→ **WORK ORDER**
Show every line in the records below that contains the word "this".

(Saved data entries)
Content starts
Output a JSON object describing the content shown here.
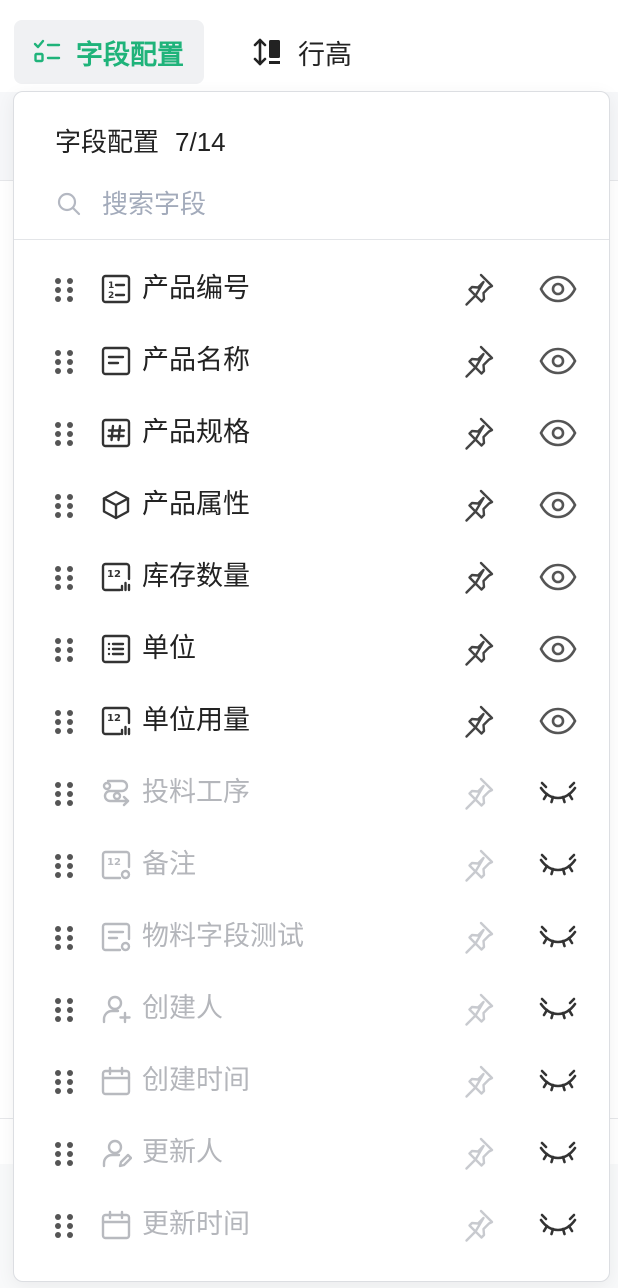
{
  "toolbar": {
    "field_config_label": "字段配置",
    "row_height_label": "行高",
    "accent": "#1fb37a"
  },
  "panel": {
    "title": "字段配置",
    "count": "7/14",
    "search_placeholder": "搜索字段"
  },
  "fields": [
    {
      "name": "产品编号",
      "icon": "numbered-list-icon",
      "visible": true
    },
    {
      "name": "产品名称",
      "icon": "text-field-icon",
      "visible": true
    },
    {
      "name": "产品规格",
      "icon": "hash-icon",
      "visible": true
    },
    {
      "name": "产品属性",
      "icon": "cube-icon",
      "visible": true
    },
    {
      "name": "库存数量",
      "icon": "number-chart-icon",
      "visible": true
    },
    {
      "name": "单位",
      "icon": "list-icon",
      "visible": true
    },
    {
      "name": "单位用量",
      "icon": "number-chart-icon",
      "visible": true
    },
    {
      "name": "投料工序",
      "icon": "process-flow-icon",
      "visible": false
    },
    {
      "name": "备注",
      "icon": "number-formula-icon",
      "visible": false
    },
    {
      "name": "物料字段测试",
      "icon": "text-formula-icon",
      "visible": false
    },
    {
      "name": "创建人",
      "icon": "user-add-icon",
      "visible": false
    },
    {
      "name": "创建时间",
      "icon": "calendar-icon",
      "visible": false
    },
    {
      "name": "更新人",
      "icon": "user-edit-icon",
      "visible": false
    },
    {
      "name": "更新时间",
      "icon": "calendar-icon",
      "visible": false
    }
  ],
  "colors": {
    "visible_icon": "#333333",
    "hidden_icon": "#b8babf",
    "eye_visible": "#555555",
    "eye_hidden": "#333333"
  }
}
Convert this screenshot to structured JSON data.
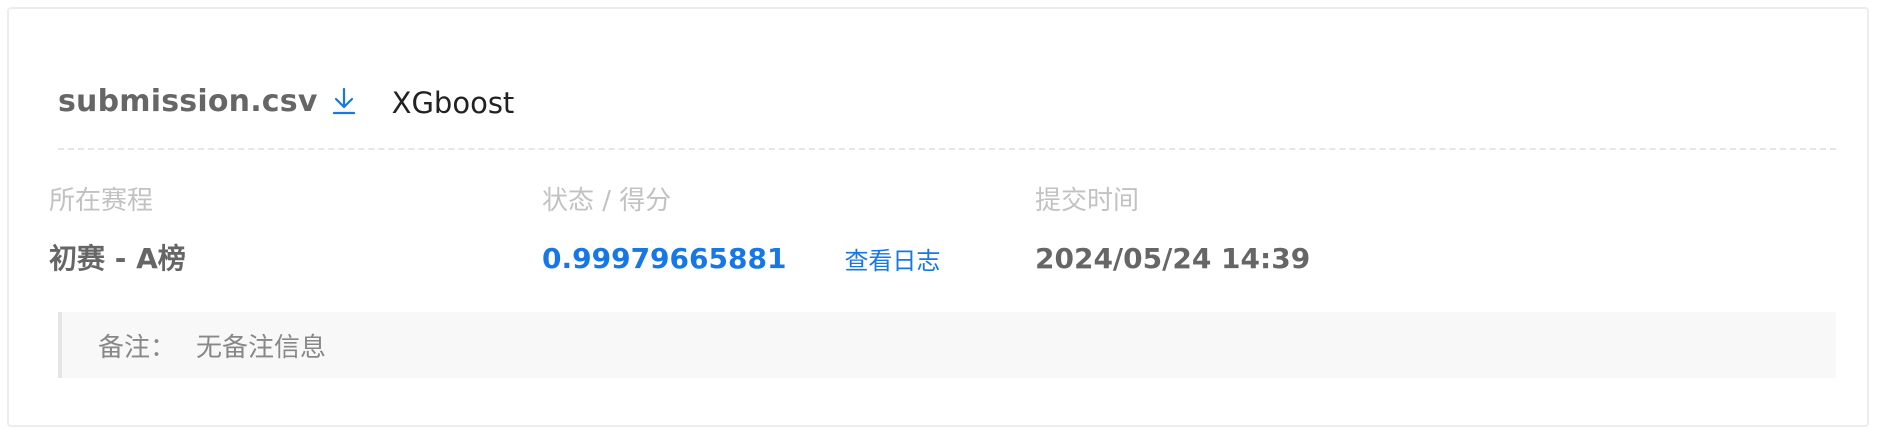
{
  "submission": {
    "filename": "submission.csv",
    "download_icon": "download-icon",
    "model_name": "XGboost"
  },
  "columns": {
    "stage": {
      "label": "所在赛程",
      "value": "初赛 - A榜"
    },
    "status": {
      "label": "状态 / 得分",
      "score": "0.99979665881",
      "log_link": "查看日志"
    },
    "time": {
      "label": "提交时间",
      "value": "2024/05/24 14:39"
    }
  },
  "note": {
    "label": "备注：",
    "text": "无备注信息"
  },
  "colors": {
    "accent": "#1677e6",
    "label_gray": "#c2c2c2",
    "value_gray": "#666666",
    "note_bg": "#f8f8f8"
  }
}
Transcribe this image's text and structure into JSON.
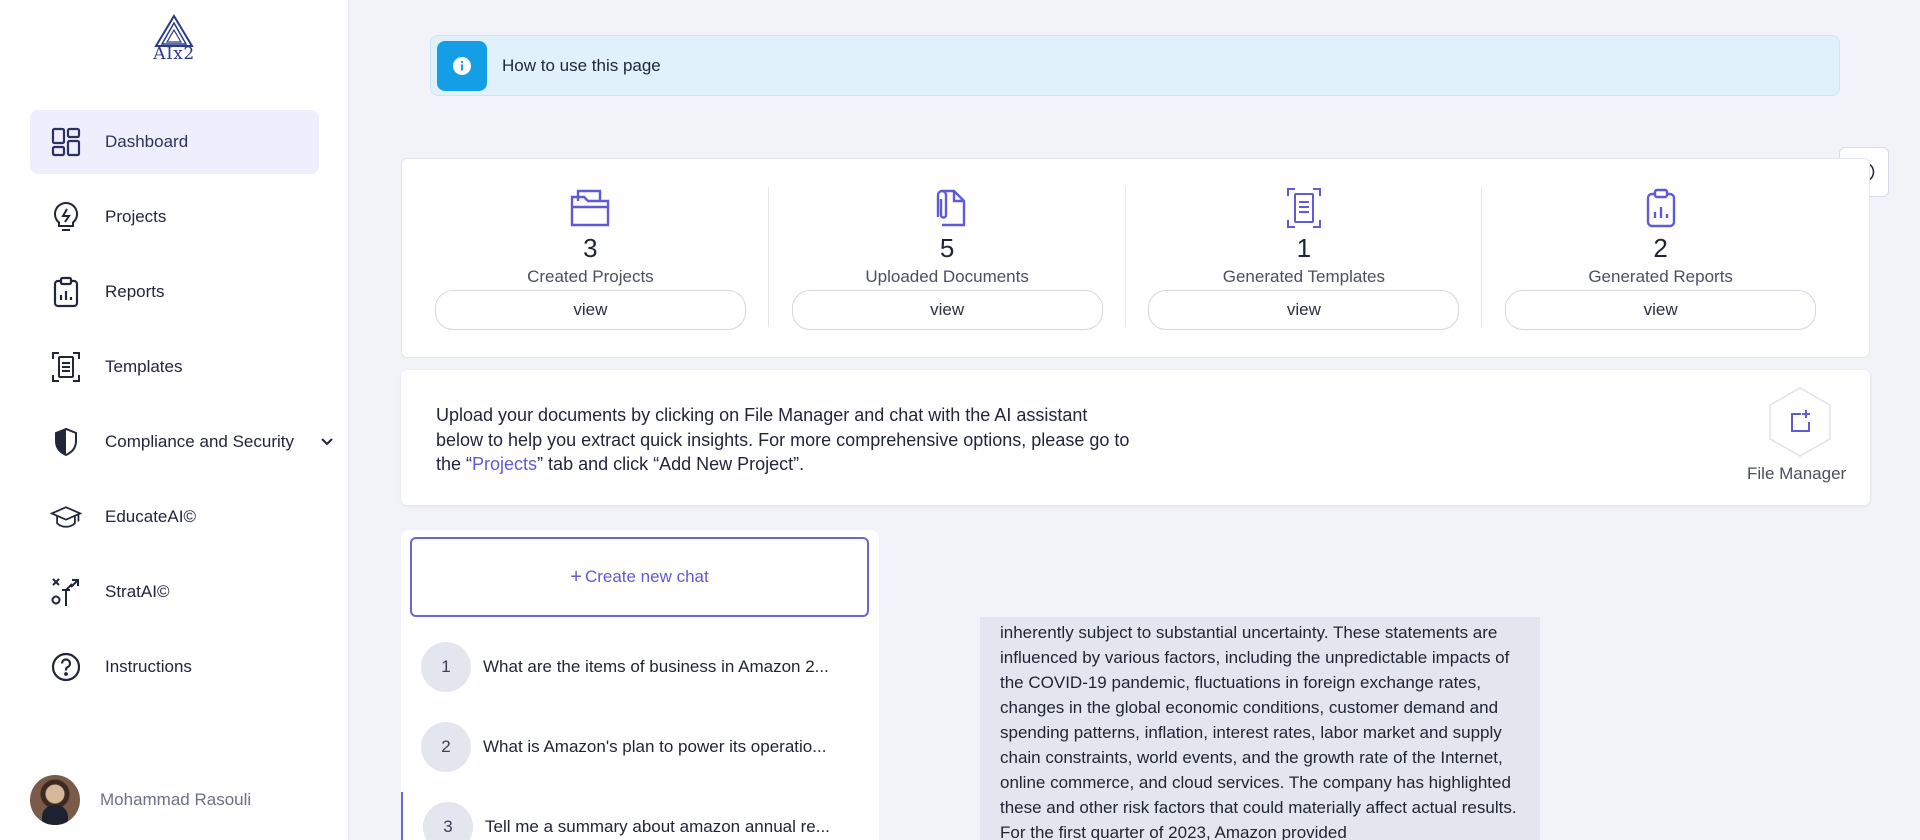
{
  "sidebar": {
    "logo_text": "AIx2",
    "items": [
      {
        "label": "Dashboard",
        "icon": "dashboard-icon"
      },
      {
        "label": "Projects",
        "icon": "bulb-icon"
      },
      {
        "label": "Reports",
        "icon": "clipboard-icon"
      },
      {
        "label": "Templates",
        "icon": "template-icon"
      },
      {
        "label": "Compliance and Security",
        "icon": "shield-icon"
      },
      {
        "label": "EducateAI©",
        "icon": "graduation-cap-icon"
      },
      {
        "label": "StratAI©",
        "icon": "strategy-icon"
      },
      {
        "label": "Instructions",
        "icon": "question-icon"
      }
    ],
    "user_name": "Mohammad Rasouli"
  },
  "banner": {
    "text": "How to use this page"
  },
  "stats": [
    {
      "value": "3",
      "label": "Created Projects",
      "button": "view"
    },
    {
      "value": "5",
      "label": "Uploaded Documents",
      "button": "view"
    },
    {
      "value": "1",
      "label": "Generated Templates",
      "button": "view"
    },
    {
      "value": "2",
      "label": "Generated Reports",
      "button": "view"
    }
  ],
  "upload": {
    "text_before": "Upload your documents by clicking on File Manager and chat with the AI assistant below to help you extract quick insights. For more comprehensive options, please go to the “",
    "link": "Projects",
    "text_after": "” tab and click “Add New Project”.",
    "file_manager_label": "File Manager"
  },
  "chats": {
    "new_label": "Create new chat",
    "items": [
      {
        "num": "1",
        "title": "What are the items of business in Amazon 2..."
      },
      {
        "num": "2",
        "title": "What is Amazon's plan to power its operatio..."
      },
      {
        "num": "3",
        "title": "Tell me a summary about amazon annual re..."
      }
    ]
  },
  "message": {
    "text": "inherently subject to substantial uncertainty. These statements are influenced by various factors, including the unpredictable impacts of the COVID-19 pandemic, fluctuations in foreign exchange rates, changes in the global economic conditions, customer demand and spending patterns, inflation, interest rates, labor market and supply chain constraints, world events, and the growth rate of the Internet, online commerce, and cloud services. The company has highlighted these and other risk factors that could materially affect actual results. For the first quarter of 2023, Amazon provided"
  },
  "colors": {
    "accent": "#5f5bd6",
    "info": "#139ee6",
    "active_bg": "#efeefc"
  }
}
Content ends
→ **TASK ANSWER**
Convert this screenshot to structured JSON data.
Transcribe this image's text and structure into JSON.
    "text": "How to use this page"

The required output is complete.